Work required » Each line below that includes the word "Tama" adds one to the count; give that count and nothing else.

Input material »
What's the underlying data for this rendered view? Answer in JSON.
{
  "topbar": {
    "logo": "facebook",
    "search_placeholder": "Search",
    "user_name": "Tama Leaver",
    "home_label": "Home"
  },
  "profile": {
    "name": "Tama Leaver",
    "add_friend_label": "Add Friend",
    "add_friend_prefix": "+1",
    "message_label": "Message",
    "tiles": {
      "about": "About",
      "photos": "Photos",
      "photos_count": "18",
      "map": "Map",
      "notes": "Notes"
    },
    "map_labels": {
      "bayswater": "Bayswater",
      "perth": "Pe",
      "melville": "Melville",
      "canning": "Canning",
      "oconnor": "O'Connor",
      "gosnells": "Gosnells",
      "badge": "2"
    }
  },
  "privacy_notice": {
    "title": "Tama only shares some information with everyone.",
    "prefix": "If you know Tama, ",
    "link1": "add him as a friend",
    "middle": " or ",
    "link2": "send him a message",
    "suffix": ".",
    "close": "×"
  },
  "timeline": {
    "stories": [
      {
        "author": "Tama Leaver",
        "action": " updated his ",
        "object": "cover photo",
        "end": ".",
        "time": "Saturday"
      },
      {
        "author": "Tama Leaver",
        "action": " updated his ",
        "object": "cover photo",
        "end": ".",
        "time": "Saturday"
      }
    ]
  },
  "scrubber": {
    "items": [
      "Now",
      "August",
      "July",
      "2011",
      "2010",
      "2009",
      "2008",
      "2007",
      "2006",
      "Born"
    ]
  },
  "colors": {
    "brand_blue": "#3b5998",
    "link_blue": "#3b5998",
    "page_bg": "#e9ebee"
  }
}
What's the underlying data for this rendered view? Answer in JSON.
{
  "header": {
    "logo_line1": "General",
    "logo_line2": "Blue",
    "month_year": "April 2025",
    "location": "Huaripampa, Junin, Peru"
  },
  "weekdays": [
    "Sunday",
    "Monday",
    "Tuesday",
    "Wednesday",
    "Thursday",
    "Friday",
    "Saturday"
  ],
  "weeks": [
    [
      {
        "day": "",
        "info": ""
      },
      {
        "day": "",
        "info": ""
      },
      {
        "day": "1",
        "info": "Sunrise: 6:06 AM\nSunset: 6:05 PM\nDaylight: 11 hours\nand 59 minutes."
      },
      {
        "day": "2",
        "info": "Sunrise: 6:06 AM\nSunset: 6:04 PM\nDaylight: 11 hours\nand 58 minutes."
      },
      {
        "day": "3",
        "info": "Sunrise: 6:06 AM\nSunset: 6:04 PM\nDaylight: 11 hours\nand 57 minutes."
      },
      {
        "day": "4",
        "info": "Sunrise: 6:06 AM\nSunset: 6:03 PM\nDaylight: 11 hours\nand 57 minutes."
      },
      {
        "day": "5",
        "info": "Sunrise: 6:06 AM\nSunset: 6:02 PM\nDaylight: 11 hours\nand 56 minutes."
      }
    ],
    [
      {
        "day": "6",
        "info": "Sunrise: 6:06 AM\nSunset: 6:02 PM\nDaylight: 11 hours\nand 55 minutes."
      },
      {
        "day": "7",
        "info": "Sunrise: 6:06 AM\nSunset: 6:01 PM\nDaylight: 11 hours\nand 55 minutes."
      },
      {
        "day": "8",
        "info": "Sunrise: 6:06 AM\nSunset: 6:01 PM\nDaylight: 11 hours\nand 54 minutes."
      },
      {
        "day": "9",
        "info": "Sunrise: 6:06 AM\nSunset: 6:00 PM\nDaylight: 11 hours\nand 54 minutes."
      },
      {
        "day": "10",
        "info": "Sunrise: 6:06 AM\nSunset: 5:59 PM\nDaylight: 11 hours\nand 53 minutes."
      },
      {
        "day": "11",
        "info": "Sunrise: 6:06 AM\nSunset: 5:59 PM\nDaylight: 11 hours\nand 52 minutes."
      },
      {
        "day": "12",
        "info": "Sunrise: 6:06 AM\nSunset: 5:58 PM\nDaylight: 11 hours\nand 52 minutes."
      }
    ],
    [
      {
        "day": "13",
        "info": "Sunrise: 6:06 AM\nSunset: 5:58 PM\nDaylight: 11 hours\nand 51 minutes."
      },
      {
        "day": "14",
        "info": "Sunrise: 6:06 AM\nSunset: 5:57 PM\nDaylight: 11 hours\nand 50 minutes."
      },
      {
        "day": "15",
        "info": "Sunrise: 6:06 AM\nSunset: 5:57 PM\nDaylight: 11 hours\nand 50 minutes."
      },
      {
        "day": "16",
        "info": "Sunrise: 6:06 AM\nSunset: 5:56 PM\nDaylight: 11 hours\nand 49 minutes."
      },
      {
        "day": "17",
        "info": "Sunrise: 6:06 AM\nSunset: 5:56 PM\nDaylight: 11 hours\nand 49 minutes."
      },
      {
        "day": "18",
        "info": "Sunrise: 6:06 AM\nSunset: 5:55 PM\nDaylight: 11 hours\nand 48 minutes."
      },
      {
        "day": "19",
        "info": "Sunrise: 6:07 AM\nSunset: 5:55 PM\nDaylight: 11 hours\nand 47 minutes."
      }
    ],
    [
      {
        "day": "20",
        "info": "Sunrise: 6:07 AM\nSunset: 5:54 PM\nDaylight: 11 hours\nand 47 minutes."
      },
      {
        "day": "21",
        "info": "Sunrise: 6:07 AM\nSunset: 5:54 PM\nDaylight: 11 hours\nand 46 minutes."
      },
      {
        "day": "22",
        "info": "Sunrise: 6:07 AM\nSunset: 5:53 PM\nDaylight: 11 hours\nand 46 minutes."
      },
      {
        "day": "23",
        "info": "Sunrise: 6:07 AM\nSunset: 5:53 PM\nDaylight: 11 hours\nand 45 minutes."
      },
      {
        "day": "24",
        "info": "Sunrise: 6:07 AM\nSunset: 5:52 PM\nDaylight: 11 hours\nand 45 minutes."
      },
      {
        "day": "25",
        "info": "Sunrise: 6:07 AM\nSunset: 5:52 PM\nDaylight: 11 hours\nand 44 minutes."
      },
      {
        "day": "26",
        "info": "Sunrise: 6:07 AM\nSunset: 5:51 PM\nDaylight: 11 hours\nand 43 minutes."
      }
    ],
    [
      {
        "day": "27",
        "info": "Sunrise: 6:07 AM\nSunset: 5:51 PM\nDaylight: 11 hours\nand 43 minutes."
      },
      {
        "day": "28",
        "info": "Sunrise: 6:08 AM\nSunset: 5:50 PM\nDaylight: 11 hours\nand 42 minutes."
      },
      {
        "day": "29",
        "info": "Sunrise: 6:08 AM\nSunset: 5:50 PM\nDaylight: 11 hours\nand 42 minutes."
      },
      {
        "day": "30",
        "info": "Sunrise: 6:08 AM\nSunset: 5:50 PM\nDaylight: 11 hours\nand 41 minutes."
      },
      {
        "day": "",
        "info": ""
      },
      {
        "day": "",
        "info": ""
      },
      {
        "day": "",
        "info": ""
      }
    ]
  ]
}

Exercise result » 6